I was satisfied with a slowed-down 7:14 mile 3, but I was starting to get worried about the pain in my knee. I hadn’t really run much since the marathon, and I was concerned that racing a 10k wasn’t the best idea. I tried my best to ignore it, and just run through the pain, which was tough, because we were dealing with a lot of rolling hills.
Mile 4 was a 7:08, and I was starting to get tired. It also started raining here, but I was occupied by playing cat and mouse with some of the guys on the course. I also realized that I was probably 3rd place woman, and that it’d be nice to keep that position.
Then there was the hill. The HUGE hill.
When I agreed to do the 10k, I was okay with what was included in the official description, below:
Scenic, I could do. Gradual-sure!
(Side note-I’m only just realizing now that the route was .25 more than a real 10k. FML.)
Well. The hill at mile 5.5 was NOT a gradual incline. It was a 111 foot incline over the course of half a mile.
My cruising speed took a nosedive and I literally felt like a bear crawling up the hill. I’m sure it really wasn’t that bad, but I had NO idea it was coming, nor did I have any idea of how long it was going to be.
Mile 5 was a 7:39.
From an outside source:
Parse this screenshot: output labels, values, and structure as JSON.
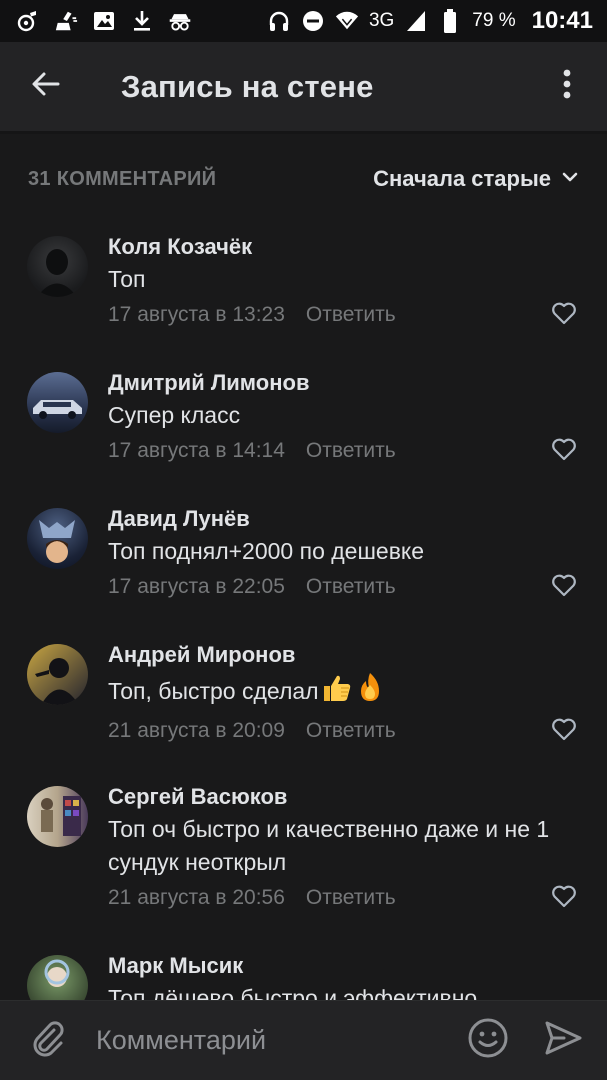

Well, I persevered, and when I saw moms finishing up the 5k whilst pushing strollers, I knew that I wasn’t suffering half as much as they were. I also realized that I would, indeed, be the third place woman, so I pushed throuh the final mile and into the narrowest and most crowded finish chute I have ever seen.
Mile 6.2 was an 8:34, or a 7:08 pace. (However if the route distance was truly .25 over, it means that the last 1.45 was at a 5:54 pace. Hmmmm…)
FINAL TIME – 44:44
I was listening to music and couldn’t hear, but apparently the announcer made a big to-do about the third place finisher (me)…the only problem was that I was running under my friend’s name, so there was a big to-do about Lauren, not Mary.
At any rate, the way-too-narrow finish chute got me really pissed off, especially since I finished and immediately started dry heaving, and every small child and adult was staring at me as though I was abnormal. But it was over and I had gotten third place in my first-ever 10k! Hooray!
If run a 10k again, there are obviously quite a few things I would do differently. But for now, it got me back into the feel of shorter-race running, which is something I’ll be focusing on between now and Boston 2014.